It even awarded an identical hole brilliance rating to the Galaxy Z Fold 2, thus further solidifying Samsung’s mobile innovation leadership throughout 2020. A press release commemorating this hardware breakthrough suggested this is just the beginning of Samsung’s circular cutout dominance.
There’s even a wholesome sticker immortalizing this pivotal point in smartphone history that you can view below.
One small hole for a Galaxy Note, one giant hole in Samsung’s 2020 marketing strategy
Sardonic introductions aside, UL’s Hole Area Clarity certification holds some legitimate technological significance. Primarily on account of confirming Samsung perfected the art of cutting camera holes in modern display panels.
The areas surrounding the two flagships’ Infinity-O circlets are virtually indistinguishable from the rest of their Super AMOLED screens. And their transitional color deviations are so minuscule that they amount to under two Delta E in total.
That’s based on a painstakingly scrupulous 12-point perimeter sample; which is the epitome of an overkill for measuring something as inconsequential as camera hole seamlesness.
We’re talking about a uniformity level so remarkable that Samsung bestowed it with a name, branding the milestone “Iris Ring.” Elitist? Sure. Undeserved? Actually… no, not really.
Annual mediocrity status: celebrating holes in glass
With that said, there’s a fine line between acknowledging minor product innovation and grasping at marketing straws. If you’re the world’s leading smartphone brand, a pair of hole excellence certificates belongs firmly to the latter category. Yet Samsung got a bit carried away this week.
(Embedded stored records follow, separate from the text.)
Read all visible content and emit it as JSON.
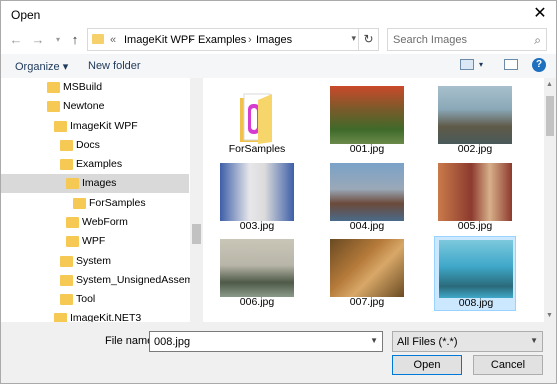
{
  "window": {
    "title": "Open"
  },
  "nav": {
    "path": [
      "ImageKit WPF",
      "Examples",
      "Images"
    ],
    "chevron": "«",
    "search_placeholder": "Search Images"
  },
  "toolbar": {
    "organize": "Organize ▾",
    "new_folder": "New folder"
  },
  "tree": [
    {
      "label": "MSBuild"
    },
    {
      "label": "Newtone"
    },
    {
      "label": "ImageKit WPF"
    },
    {
      "label": "Docs"
    },
    {
      "label": "Examples"
    },
    {
      "label": "Images",
      "selected": true
    },
    {
      "label": "ForSamples"
    },
    {
      "label": "WebForm"
    },
    {
      "label": "WPF"
    },
    {
      "label": "System"
    },
    {
      "label": "System_UnsignedAssembly"
    },
    {
      "label": "Tool"
    },
    {
      "label": "ImageKit.NET3"
    }
  ],
  "files": [
    {
      "name": "ForSamples",
      "kind": "folder"
    },
    {
      "name": "001.jpg",
      "kind": "image",
      "colors": [
        "#3f6a2a",
        "#c9492a"
      ]
    },
    {
      "name": "002.jpg",
      "kind": "image",
      "colors": [
        "#8aa8b8",
        "#5f5a48"
      ]
    },
    {
      "name": "003.jpg",
      "kind": "image",
      "colors": [
        "#3d5fa8",
        "#e7e7ea"
      ]
    },
    {
      "name": "004.jpg",
      "kind": "image",
      "colors": [
        "#7aa2c8",
        "#6b4a3a"
      ]
    },
    {
      "name": "005.jpg",
      "kind": "image",
      "colors": [
        "#c97b4a",
        "#8c3a2e"
      ]
    },
    {
      "name": "006.jpg",
      "kind": "image",
      "colors": [
        "#c9c6b8",
        "#4f5a48"
      ]
    },
    {
      "name": "007.jpg",
      "kind": "image",
      "colors": [
        "#b57a3a",
        "#6a4a22"
      ]
    },
    {
      "name": "008.jpg",
      "kind": "image",
      "colors": [
        "#3fa8c9",
        "#2a6a7a"
      ],
      "selected": true
    }
  ],
  "bottom": {
    "file_name_label": "File name:",
    "file_name_value": "008.jpg",
    "file_type": "All Files (*.*)",
    "open": "Open",
    "cancel": "Cancel"
  }
}
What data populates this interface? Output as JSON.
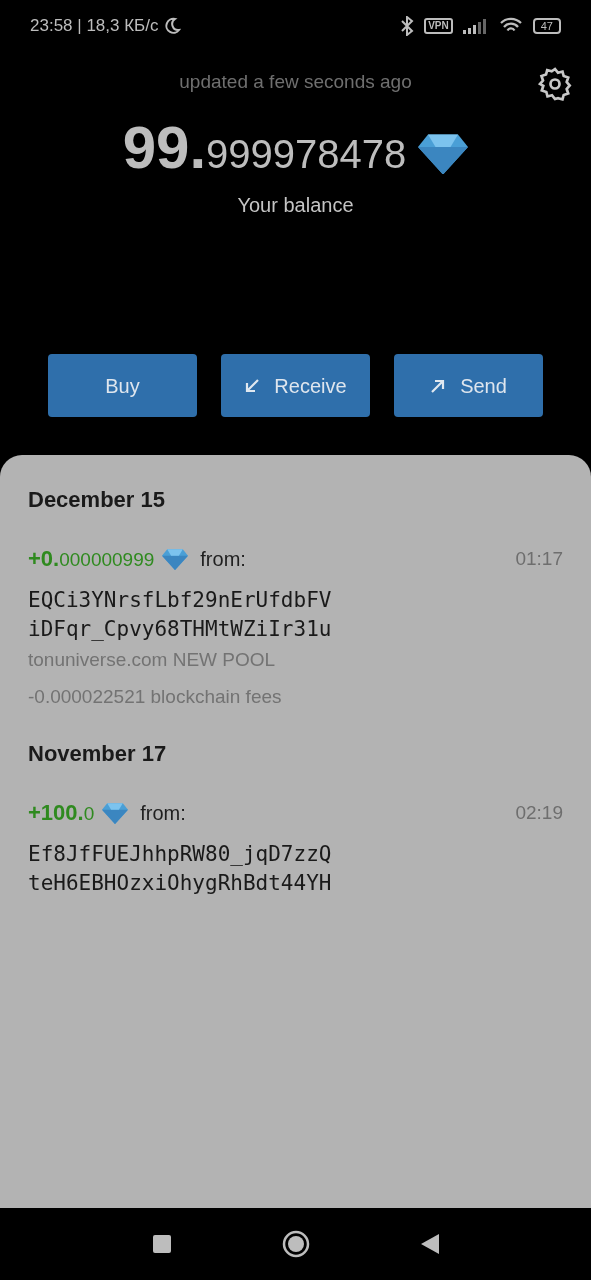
{
  "status_bar": {
    "time": "23:58 | 18,3 КБ/с",
    "vpn": "VPN",
    "battery": "47"
  },
  "header": {
    "updated": "updated a few seconds ago"
  },
  "balance": {
    "whole": "99.",
    "fraction": "999978478",
    "label": "Your balance"
  },
  "actions": [
    {
      "kind": "buy",
      "label": "Buy"
    },
    {
      "kind": "receive",
      "label": "Receive"
    },
    {
      "kind": "send",
      "label": "Send"
    }
  ],
  "groups": [
    {
      "date": "December 15",
      "transactions": [
        {
          "whole": "+0.",
          "fraction": "000000999",
          "direction": "from:",
          "time": "01:17",
          "address": [
            "EQCi3YNrsfLbf29nErUfdbFV",
            "iDFqr_Cpvy68THMtWZiIr31u"
          ],
          "comment": "tonuniverse.com NEW POOL",
          "fee": "-0.000022521 blockchain fees"
        }
      ]
    },
    {
      "date": "November 17",
      "transactions": [
        {
          "whole": "+100.",
          "fraction": "0",
          "direction": "from:",
          "time": "02:19",
          "address": [
            "Ef8JfFUEJhhpRW80_jqD7zzQ",
            "teH6EBHOzxiOhygRhBdt44YH"
          ]
        }
      ]
    }
  ]
}
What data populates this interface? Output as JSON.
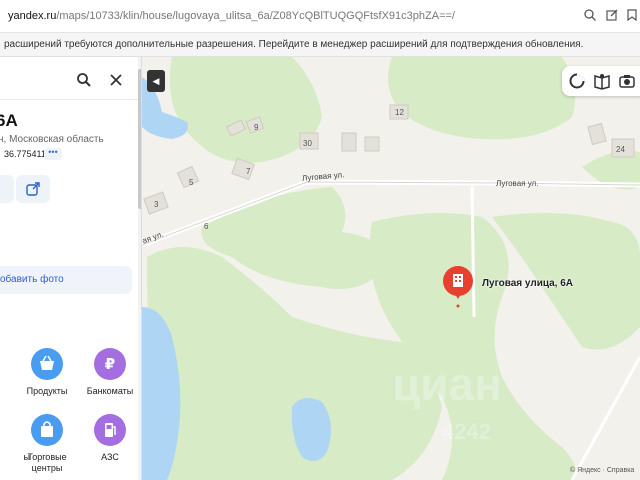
{
  "browser": {
    "url_host": "yandex.ru",
    "url_path": "/maps/10733/klin/house/lugovaya_ulitsa_6a/Z08YcQBlTUQGQFtsfX91c3phZA==/"
  },
  "notice": {
    "text": "расширений требуются дополнительные разрешения. Перейдите в менеджер расширений для подтверждения обновления."
  },
  "sidebar": {
    "search_value": "",
    "title": "6А",
    "subtitle": "н, Московская область",
    "coords": "36.775411",
    "coords_more": "•••",
    "add_photo_label": "обавить фото",
    "categories": [
      {
        "label": "Продукты",
        "icon": "basket-icon",
        "color": "#4a9cf0"
      },
      {
        "label": "Банкоматы",
        "icon": "ruble-icon",
        "color": "#a46de0"
      },
      {
        "label": "Торговые центры",
        "icon": "shopping-bag-icon",
        "color": "#4a9cf0"
      },
      {
        "label": "АЗС",
        "icon": "fuel-icon",
        "color": "#a46de0"
      },
      {
        "label": "ы",
        "icon": "partial-icon",
        "color": "#4a9cf0"
      }
    ]
  },
  "map": {
    "marker_label": "Луговая улица, 6А",
    "street_1": "Луговая ул.",
    "street_2": "Луговая ул.",
    "street_3": "ая ул.",
    "houses": [
      "12",
      "9",
      "30",
      "24",
      "5",
      "7",
      "3",
      "6"
    ],
    "copyright": "© Яндекс · Справка",
    "watermark": "циан",
    "watermark_sub": "4242",
    "colors": {
      "forest": "#d6ebc6",
      "water": "#aed6f4",
      "marker": "#e8402f",
      "land": "#f3f1ec"
    }
  }
}
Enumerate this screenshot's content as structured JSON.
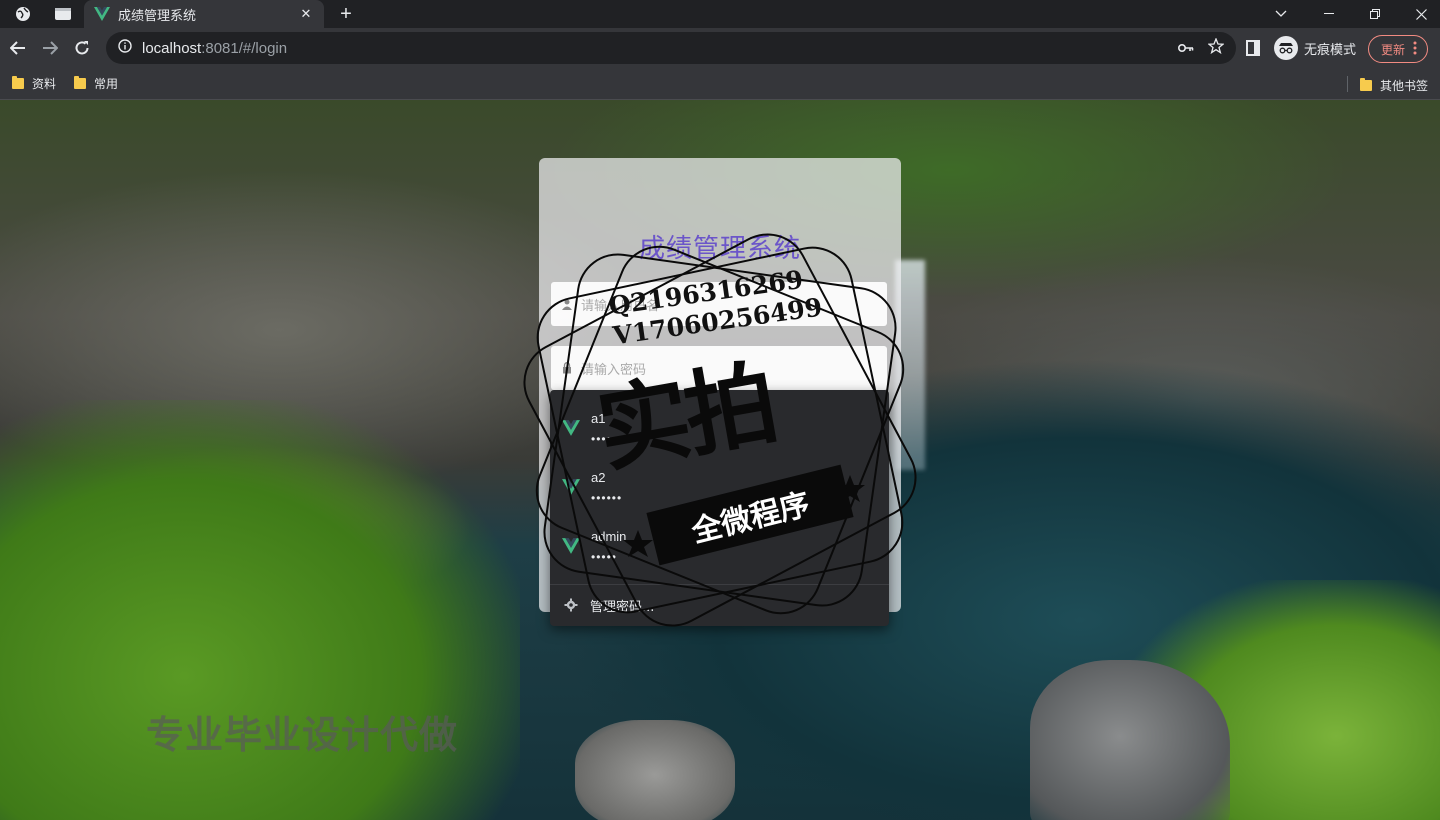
{
  "browser": {
    "tab_title": "成绩管理系统",
    "url_host": "localhost",
    "url_rest": ":8081/#/login",
    "incognito_label": "无痕模式",
    "update_label": "更新"
  },
  "bookmarks": {
    "items": [
      "资料",
      "常用"
    ],
    "other": "其他书签"
  },
  "login": {
    "title": "成绩管理系统",
    "username_placeholder": "请输入用户名",
    "password_placeholder": "请输入密码"
  },
  "autofill": {
    "credentials": [
      {
        "username": "a1",
        "password_mask": "••••••"
      },
      {
        "username": "a2",
        "password_mask": "••••••"
      },
      {
        "username": "admin",
        "password_mask": "•••••"
      }
    ],
    "manage_label": "管理密码..."
  },
  "watermark": {
    "contact": "Q2196316269\nV17060256499",
    "big": "实拍",
    "banner": "全微程序",
    "bottom": "专业毕业设计代做"
  },
  "colors": {
    "vue_green": "#42b883",
    "vue_dark": "#35495e",
    "title_purple": "#6b55c9",
    "update_red": "#f28b82"
  }
}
It happens, especially amid such an utterly underwhelming year that 2020 ended up being for the upper bracket of the Galaxy family.
Between a categorically average battery life, mediocrity incarnate that is the Exynos 990, and an outright hostile pricing strategy, the latest generation of Galaxy flagships doesn’t have a lot going for it; at least if directly compared to pretty much any premium smartphone range launched in recent memory, including Samsung’s 2019 devices.
And nothing drives that point home as Samsung’s self-indulgent celebration of circles dominating this week’s agenda at the conglomerate. It’s pretty surreal to witness the world’s top Android smartphone manufacturer scrambling to give the full PR treatment to such a tangential milestone.
Yet here we are, eight months and half a dozen $1,000 smartphone models into the year… looking at Samsung boasting about its mastery of cookie-cutting glass. UL’s 5G-ready display label the Galaxy S20 family earned this spring looks like a Nobel-worthy breakthrough in comparison.
Let’s just hope we’re in for a decidedly pivotal device generation next year. Because 2020 gave us arguably the weakest follow-ups in over a decade of Samsung’s tick-tock product strategy.